Meet the Customer Where They’re at
Most of us have heard this saying in recent years… how we should try to do a better job of “meeting the customer where they’re at.” My leadership style is generally to take complex leadership principles and look for ways to simplify them for others to more quickly understand. My book is a collection of business and leadership practices broken down into real-life, relatable stories that help others gain a much better understanding of what those practices look like in real life.
So, what does it mean in REAL LIFE to meet your customers where they’re at?
Let me tell you! I attended a high-school football game last night in East Hanover, NJ. (they defeated us, but I digress) Now, I’ve attended many high-school football games over the past three years as my daughter is on the varsity cheerleading team. Throughout those three years, anytime me or my wife were hungry or thirsty, we’d have to take the infinitely long walk from the visitor’s bleachers all the way over to the Concession Stand or Snack Pavilion, only to find ourselves standing in line behind thirty teenagers who can’t make up their mind on which flavor of Gatorade they want to purchase.
This game was different.
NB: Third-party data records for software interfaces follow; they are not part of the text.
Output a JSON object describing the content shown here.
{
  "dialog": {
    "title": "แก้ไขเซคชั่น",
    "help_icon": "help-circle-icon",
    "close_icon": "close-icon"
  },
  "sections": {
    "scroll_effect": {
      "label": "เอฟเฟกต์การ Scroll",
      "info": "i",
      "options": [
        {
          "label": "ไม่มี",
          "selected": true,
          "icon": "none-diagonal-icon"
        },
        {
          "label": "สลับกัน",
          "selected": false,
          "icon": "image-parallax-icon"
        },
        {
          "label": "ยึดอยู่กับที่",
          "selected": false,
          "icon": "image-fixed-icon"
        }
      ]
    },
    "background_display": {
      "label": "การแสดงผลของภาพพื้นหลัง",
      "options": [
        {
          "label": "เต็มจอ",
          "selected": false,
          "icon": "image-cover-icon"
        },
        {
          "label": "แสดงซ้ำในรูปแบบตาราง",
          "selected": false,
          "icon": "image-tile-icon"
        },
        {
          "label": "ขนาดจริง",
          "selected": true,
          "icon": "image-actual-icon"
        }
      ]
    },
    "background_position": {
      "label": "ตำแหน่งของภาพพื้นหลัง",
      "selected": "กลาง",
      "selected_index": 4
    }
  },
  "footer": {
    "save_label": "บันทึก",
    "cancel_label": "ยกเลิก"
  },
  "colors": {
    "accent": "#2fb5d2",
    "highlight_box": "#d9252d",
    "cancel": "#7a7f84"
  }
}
At this game, while watching the game and enjoying the beautiful fall weather, a group of East Hanover students made the long hike over to the visitor’s bleachers carrying aluminum trays of hot-dogs, burgers, and popcorn wrapped in foil. They walked up and down the bleachers “meeting the customer where we wanted to be met!”
I watched these kids run out of food, walk back, restock, and then attack the bleachers over and over several times throughout the night. They were selling more food than I’ve seen at any other high-school event.
At the end of the game, they even dropped their prices and met us as we all made our way to the parking lot, trying to squeeze in one last sale for the night.
This was probably the best illustration of what it means to MEET THE CUSTOMER WHERE THEY WANT TO BE MET. They were not intrusive or rude. They were not applying too much pressure. But they kept the crowd fed, hydrated, and comfortable because we didn’t have to miss 45 minutes of the game while waiting in line. They brought the goods to us so we could stay focused on the game.
Are you letting your customers stay focused on what matters most to them? Or are you expecting them to go out of their way to find you?
Meet the customer where they’re at!